With every picture left out, restate the listing below exactly as written.

===

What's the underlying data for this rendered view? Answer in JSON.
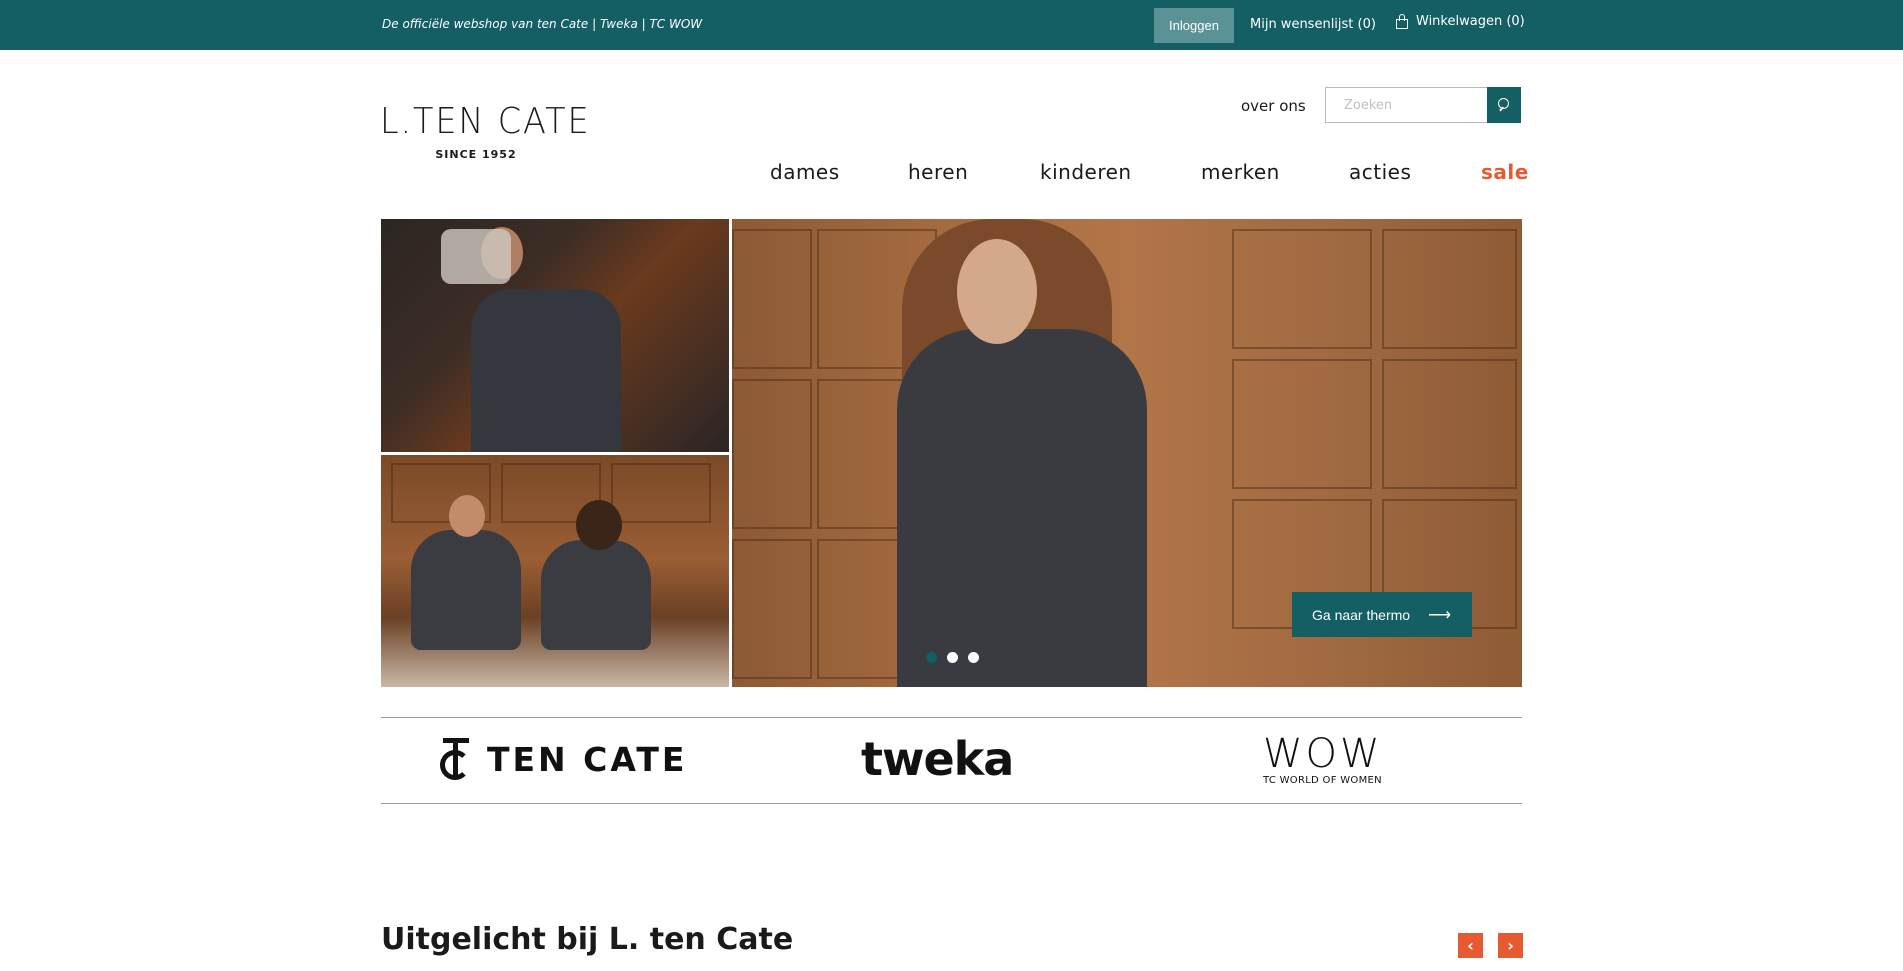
{
  "topbar": {
    "tagline": "De officiële webshop van ten Cate | Tweka | TC WOW",
    "login_label": "Inloggen",
    "wishlist_label": "Mijn wensenlijst (0)",
    "cart_label": "Winkelwagen (0)"
  },
  "header": {
    "logo_brand": "L.TEN CATE",
    "logo_since": "SINCE 1952",
    "about_label": "over ons",
    "search_placeholder": "Zoeken"
  },
  "nav": {
    "items": [
      {
        "label": "dames"
      },
      {
        "label": "heren"
      },
      {
        "label": "kinderen"
      },
      {
        "label": "merken"
      },
      {
        "label": "acties"
      },
      {
        "label": "sale"
      }
    ]
  },
  "hero": {
    "cta_label": "Ga naar thermo",
    "cta_arrow": "⟶",
    "slides_total": 3,
    "active_slide": 1
  },
  "brands": {
    "tencate_text": "TEN CATE",
    "tweka_text": "tweka",
    "wow_big": "WOW",
    "wow_small": "TC WORLD OF WOMEN"
  },
  "featured": {
    "title": "Uitgelicht bij L. ten Cate",
    "prev_label": "‹",
    "next_label": "›"
  },
  "colors": {
    "primary_teal": "#135f63",
    "accent_orange": "#e65a32"
  }
}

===

EXERCISE OUTPUT:
What's the underlying data for this rendered view? Answer in JSON.
{
  "topbar": {
    "tagline": "De officiële webshop van ten Cate | Tweka | TC WOW",
    "login_label": "Inloggen",
    "wishlist_label": "Mijn wensenlijst (0)",
    "cart_label": "Winkelwagen (0)"
  },
  "header": {
    "logo_brand": "L.TEN CATE",
    "logo_since": "SINCE 1952",
    "about_label": "over ons",
    "search_placeholder": "Zoeken"
  },
  "nav": {
    "items": [
      {
        "label": "dames"
      },
      {
        "label": "heren"
      },
      {
        "label": "kinderen"
      },
      {
        "label": "merken"
      },
      {
        "label": "acties"
      },
      {
        "label": "sale"
      }
    ]
  },
  "hero": {
    "cta_label": "Ga naar thermo",
    "cta_arrow": "⟶",
    "slides_total": 3,
    "active_slide": 1
  },
  "brands": {
    "tencate_text": "TEN CATE",
    "tweka_text": "tweka",
    "wow_big": "WOW",
    "wow_small": "TC WORLD OF WOMEN"
  },
  "featured": {
    "title": "Uitgelicht bij L. ten Cate",
    "prev_label": "‹",
    "next_label": "›"
  },
  "colors": {
    "primary_teal": "#135f63",
    "accent_orange": "#e65a32"
  }
}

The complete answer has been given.